The emergence of the sharing economy and its continuous growth are shaping the rental industry. The model for this development is the introduction of Airbnb. It has expanded into a global force, from a small San Francisco start-up first named “Airbed and Breakfast.”
However, the industry shift was much more significant than that. A considerable percentage of key short-term leasing providers and investors now offer over one million properties.
In response, the hospitality industry has moved with the times and has wholly evolved itself from a small sector. Hundreds of auxiliary businesses are emerging, providing innovative amenities and unique methods for traveling guests and visitors.
These advances generate possibilities and struggles. Some adopt these trends. While some do their utmost to dismiss these innovations or make them disappear. However, one thing for sure, this industry will be here to stay.
Here are some reasons why short term rentals are a booming industry:
1. The Sharing Economy
Several new dynamic mass-consumer products and services evolved as the fruits of a different era. Nowadays, everyone can access the services of any specialist anywhere. Since technologies, including the internet and machine learning, have impacted industries.
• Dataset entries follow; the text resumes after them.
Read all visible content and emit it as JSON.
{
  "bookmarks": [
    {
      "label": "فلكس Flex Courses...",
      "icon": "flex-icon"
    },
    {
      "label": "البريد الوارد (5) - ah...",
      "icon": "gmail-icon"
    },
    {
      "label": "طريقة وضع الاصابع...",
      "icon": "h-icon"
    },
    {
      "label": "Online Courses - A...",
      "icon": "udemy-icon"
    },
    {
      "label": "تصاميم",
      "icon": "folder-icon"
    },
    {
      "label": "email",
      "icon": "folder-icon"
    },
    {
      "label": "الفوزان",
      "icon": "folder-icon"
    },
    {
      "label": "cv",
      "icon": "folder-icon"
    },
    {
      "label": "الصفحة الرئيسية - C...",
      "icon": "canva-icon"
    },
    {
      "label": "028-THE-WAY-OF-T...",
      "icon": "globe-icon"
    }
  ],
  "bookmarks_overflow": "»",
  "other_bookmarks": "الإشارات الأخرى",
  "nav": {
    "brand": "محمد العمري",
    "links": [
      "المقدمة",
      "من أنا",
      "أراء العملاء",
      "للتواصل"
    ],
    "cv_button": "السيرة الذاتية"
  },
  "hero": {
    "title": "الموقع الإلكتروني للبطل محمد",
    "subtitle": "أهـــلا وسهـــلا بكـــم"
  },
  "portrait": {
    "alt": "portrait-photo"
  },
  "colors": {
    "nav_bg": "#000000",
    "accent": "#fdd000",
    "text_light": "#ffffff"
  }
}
The way we communicate and exchange products and services have shifted to an improvement.
The ability to generate network impact is at the core of the short term rentals economy. It is all about the communication between providers to customers. As simple as it may seem, but the brilliant strategy is the convenience of establishing such a system. And also allowing individuals to take part and ultimately mobilize local industries.
Reasonably priced smartphones, secure cloud service applications, and a speedy internet have altered people’s way of connecting and transacting. On the ground surface, the authority has always been with individuals. The culture of sharing has just provided us a medium to blast off this financial uprising.
3. Big players
The sharing economy’s shining beacon is Airbnb. When two roommates discovered how hard it is to afford their lease in San Francisco, they placed out a few airbeds in the living room. They offered meals and accommodated travelers for around $80.00 per day.
They developed a platform instantly and enabled travelers to book a place for the night for as low as $80, while hotels charged almost twice that. This concept of matching service providers like taxi drivers and passengers, housekeeping experts and tenants, has done wonders not just in Silicon Valley but in many key industries.
The principle of adopting a genius premise and putting it to practice is why companies thrive in the sharing economy. That is typically followed by changing the company profile to fit local culture and laws.
Hence, these structures not only produce a lot of income for the domestic market via taxes. But they also generate significant volumes of direct and indirect employment. It’s also helpful, especially for the tourism industry.
One advantage of short-term renting your estate is you can occupy it whenever you need to. You could use the premise unless customers book it. Or you can block the estate for yourself, family members, or friends for private use.
Whichever way, the market will be here to remain, and the way it works now and into the coming years has already been formed by the sharing economy.